The press police when the police can’t
Without a doubt, one of the weirdest chapters of my career was the time I spent covering Emmett Township, which hugs Battle Creek’s eastern edge and is the second-most populous community in Calhoun County.
The largely inexperienced board did all kinds of funny and odd things, but perhaps the most serious weirdness was when several township trustees apparently broke the law.
The township, under the new supervisor’s leadership, got into a spat with the countywide 911 dispatch system over fees the township felt were unfairly high. The township board voted at a regular meeting to stop paying its 911 bill, instead placing that money into an escrow account until the dispute could be settled.
There’s no law requiring 911 services to be offered, and the county’s 911 director told the township board flatly that, if they didn’t pay, any 911 calls from township residents would simply go unanswered.
While the supervisor was out of town on a vacation, the rest of the board grew antsy over the 911 director’s threats. Several township trustees — a quorum of the board — gathered at the township office to discuss the issue, without posting a meeting, as required by the Michigan Open Meetings Act.
They decided to pay the 911 bill, essentially reversing in secret a policy that had been established in an open meeting.
Open Meetings Act violations are misdemeanors punishable by a $500 fine. When the supervisor got back to town and found out about the policy reversal, he referred the matter to the Michigan State Police.
As is often the case with alleged violations of the Open Meetings Act, no charges were ever filed. The law says it’s illegal only if the violations were intentional, and it’s difficult to prove someone’s intentions. Plus, some of the trustees denied that a quorum was ever in the building at the same, and the township clerk cited another state law that allows her to pay bills without board approval in the case of an emergency, which she said the 911 issue was.
So the only thing holding those trustees to account were my stories in the Battle Creek Enquirer.
That is the ultimate role of a newspaper: to police politicians when police can’t or, on rare occasions, won’t.
And newspapers play an important role in gathering evidence about wrongdoing that isn’t necessarily criminal, but is a question of political misconduct. Remember, the word “politics” is derived from the Latin and Greek words for “citizen,” and the people are supposed to be more powerful than judges in this country.
Journalists are the detectives serving the court of public opinion.
Take, for example, that same Emmett Township Board of Trustees.
The supervisor said he “forgot a zero,” and allowed a property tax funding police services in the township to expire without going on the ballot for renewal. So the board, using an old state law that allows them to do so, imposed a new property tax for public safety without a vote of its residents.

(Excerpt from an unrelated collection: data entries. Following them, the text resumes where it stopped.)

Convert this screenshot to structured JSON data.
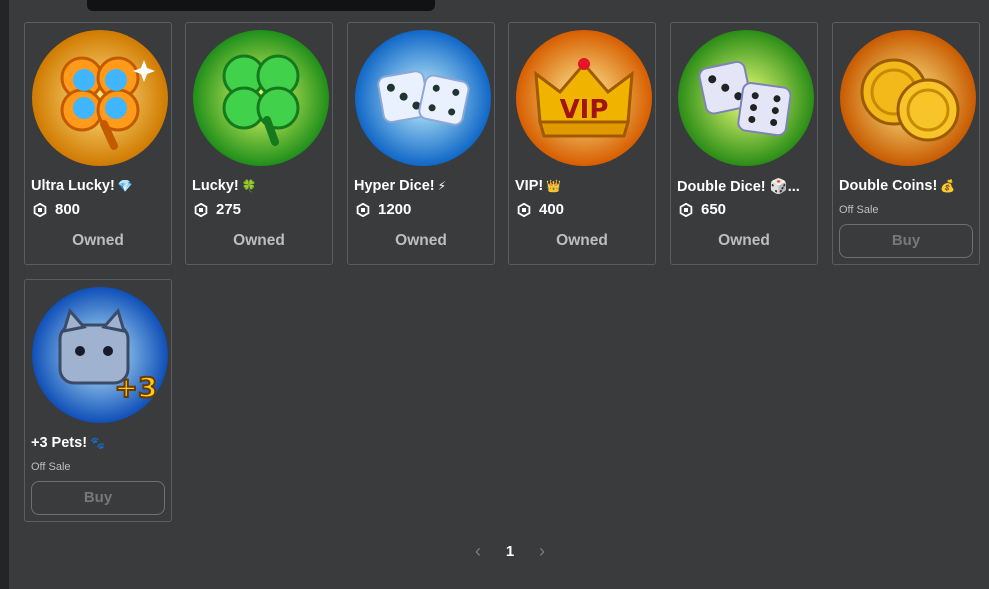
{
  "items": [
    {
      "name": "Ultra Lucky!",
      "emoji": "💎",
      "price": "800",
      "status": "Owned",
      "colors": {
        "bg1": "#ffd24a",
        "bg2": "#d07a00"
      }
    },
    {
      "name": "Lucky!",
      "emoji": "🍀",
      "price": "275",
      "status": "Owned",
      "colors": {
        "bg1": "#c8f03a",
        "bg2": "#1f8f1a"
      }
    },
    {
      "name": "Hyper Dice!",
      "emoji": "⚡",
      "price": "1200",
      "status": "Owned",
      "colors": {
        "bg1": "#8ee9ff",
        "bg2": "#1067c7"
      }
    },
    {
      "name": "VIP!",
      "emoji": "👑",
      "price": "400",
      "status": "Owned",
      "colors": {
        "bg1": "#ffe066",
        "bg2": "#d75e00"
      }
    },
    {
      "name": "Double Dice! 🎲...",
      "emoji": "",
      "price": "650",
      "status": "Owned",
      "colors": {
        "bg1": "#d4f53b",
        "bg2": "#2a8d16"
      }
    },
    {
      "name": "Double Coins!",
      "emoji": "💰",
      "off_sale": "Off Sale",
      "buy": "Buy",
      "colors": {
        "bg1": "#ffd45a",
        "bg2": "#c85a00"
      }
    },
    {
      "name": "+3 Pets!",
      "emoji": "🐾",
      "off_sale": "Off Sale",
      "buy": "Buy",
      "colors": {
        "bg1": "#8fe4ff",
        "bg2": "#0f4fb8"
      }
    }
  ],
  "pagination": {
    "prev": "‹",
    "page": "1",
    "next": "›"
  },
  "icons": {
    "robux": "robux-icon",
    "prev": "chevron-left-icon",
    "next": "chevron-right-icon"
  }
}
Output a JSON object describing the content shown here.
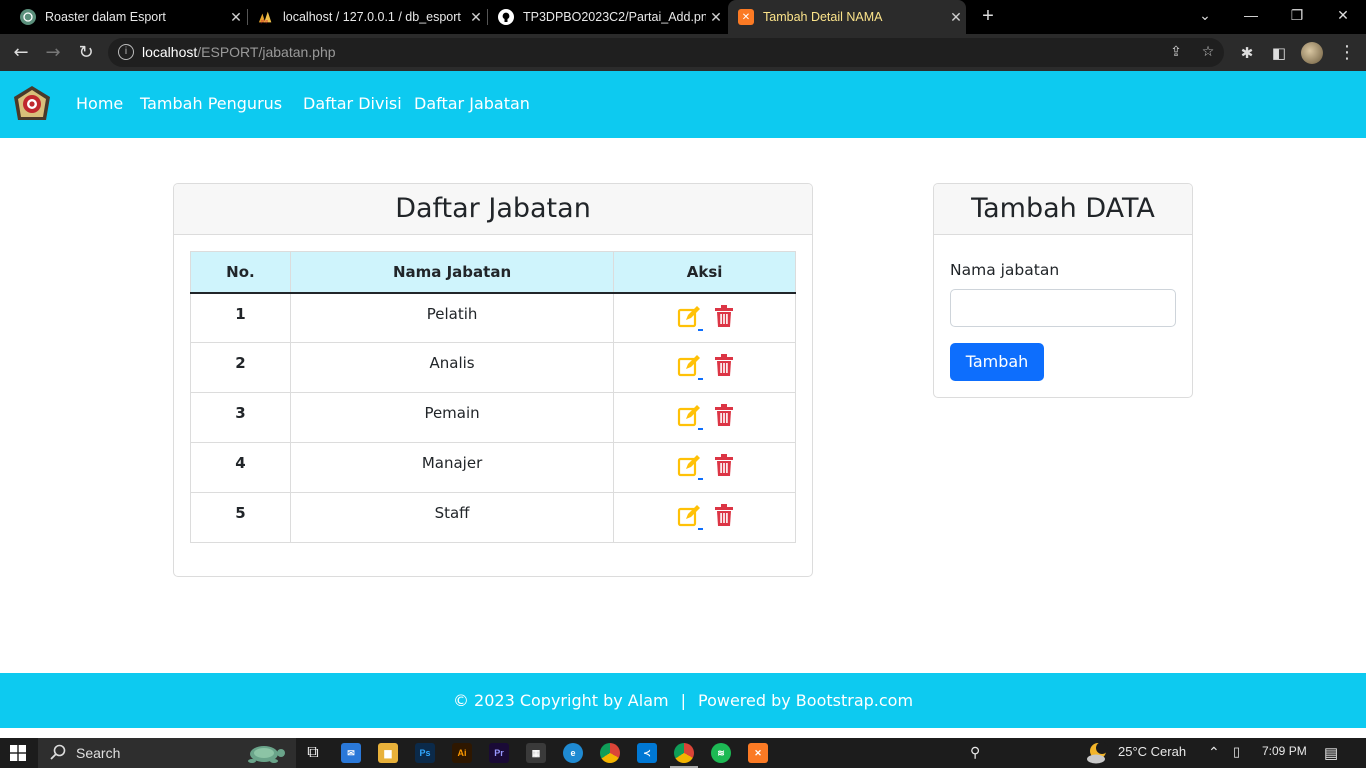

The board repeatedly insisted to its angry constituents that the tax was necessary only to prevent layoffs for a significant portion of the police force. Yet, immediately after imposing the tax, the board created a few new police positions. Then one of the trustees who’d voted for the unpopular tax resigned from the board to take one of those newly created positions, taking his paychecks directly from that unpopular new tax he’d supported.
Nothing the board did was illegal, so there would be no police report detailing all the evidence, no prosecutor and defense attorney to argue both sides, and no judge to make a final decision about the fate of the accused.
There were only my stories, explaining that the board’s actions were legal and examining the tough financial situation in the township for the defense, quoting the residents’ disgust and their own financial troubles for the prosecution.
Only with the Battle Creek Enquirer could voters get all the information they needed to make a final judgement.
All of the trustees who supported that tax were recalled later that same year.
I would encourage you, dear readers, the next time you renew your subscription to The News or buy a copy at the gas station or take out an ad promoting your business, to think of it the same way you would an investment in a community police force.
Yes, you get fun features and recipes and community calendars and lotto numbers, but what you really get with your newspaper subscription are watchdogs who will stand guard against wrongdoing, even when the law isn’t there to bring justice.
Justin A. Hinkley can be reached at 989-358-5686 or email@example.com. Follow him on Twitter @JustinHinkley.